When you spot the word "name" in a line of the data below, copy that line.
++++ Provided data
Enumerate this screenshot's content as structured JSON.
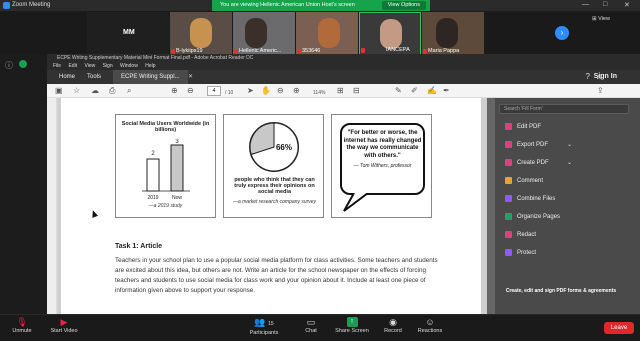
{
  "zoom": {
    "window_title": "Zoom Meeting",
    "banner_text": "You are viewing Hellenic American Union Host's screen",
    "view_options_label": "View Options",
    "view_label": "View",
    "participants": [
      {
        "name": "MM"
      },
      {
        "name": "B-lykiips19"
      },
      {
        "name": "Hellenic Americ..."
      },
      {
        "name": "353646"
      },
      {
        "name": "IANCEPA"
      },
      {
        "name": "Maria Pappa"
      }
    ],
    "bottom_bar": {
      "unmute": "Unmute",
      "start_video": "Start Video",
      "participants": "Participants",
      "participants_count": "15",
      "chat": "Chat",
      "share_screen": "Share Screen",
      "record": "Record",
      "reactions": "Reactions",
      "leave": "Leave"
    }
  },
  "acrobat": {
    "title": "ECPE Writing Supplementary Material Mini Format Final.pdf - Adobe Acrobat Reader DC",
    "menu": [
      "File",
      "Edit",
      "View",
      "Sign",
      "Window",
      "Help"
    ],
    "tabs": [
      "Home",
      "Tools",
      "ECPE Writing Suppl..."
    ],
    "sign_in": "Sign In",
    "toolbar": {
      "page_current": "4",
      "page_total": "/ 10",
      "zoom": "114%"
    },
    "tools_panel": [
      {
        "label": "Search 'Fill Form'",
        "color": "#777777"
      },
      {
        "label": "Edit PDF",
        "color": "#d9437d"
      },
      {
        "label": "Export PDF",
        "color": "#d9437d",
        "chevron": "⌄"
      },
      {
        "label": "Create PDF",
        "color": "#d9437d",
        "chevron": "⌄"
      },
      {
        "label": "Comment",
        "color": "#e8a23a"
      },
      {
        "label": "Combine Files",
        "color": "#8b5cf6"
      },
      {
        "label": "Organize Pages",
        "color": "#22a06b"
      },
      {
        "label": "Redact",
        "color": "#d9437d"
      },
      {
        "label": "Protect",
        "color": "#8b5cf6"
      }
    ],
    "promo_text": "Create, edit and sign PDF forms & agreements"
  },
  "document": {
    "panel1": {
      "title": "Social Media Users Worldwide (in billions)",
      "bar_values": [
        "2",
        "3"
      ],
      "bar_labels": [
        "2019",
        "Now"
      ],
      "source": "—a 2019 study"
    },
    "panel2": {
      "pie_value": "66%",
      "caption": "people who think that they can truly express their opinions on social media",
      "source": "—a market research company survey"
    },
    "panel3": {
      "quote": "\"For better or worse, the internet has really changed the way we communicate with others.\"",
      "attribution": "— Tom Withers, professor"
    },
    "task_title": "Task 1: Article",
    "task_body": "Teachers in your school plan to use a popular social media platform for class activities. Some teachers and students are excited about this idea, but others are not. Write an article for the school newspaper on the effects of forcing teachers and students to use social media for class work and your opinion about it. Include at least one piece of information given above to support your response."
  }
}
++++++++
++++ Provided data
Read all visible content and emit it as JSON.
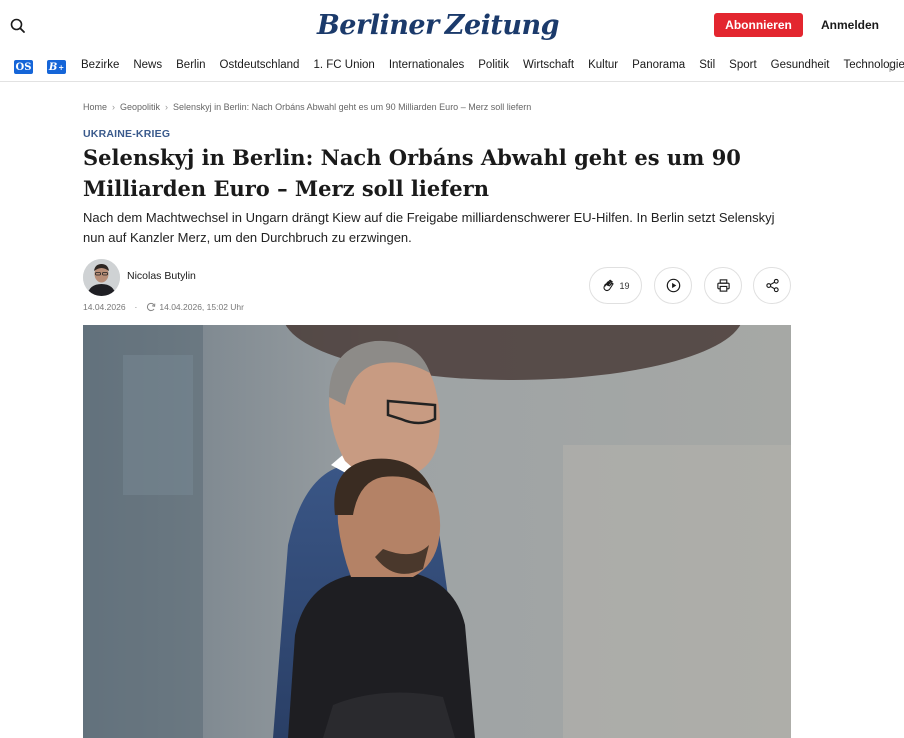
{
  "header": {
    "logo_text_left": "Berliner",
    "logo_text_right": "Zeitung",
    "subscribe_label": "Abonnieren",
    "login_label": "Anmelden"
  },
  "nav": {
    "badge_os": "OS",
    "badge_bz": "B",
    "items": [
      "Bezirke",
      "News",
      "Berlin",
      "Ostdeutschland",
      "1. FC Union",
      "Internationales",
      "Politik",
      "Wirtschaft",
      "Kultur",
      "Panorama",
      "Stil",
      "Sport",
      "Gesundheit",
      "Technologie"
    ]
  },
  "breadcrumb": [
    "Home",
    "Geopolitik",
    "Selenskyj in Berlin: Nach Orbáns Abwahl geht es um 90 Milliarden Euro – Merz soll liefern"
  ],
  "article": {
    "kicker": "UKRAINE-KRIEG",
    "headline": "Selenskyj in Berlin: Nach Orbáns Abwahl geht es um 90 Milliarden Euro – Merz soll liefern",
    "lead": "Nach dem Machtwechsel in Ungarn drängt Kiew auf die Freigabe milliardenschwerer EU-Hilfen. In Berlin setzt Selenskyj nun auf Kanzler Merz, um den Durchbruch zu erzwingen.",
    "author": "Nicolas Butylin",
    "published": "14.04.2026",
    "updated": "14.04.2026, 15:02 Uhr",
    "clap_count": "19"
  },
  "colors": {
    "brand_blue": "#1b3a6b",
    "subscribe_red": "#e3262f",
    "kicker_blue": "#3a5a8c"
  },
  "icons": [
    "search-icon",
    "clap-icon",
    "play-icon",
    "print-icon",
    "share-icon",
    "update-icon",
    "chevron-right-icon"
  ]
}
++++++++
:: Expected output ::
        "name": "MM"
        "name": "B-lykiips19"
        "name": "Hellenic Americ..."
        "name": "353646"
        "name": "IANCEPA"
        "name": "Maria Pappa"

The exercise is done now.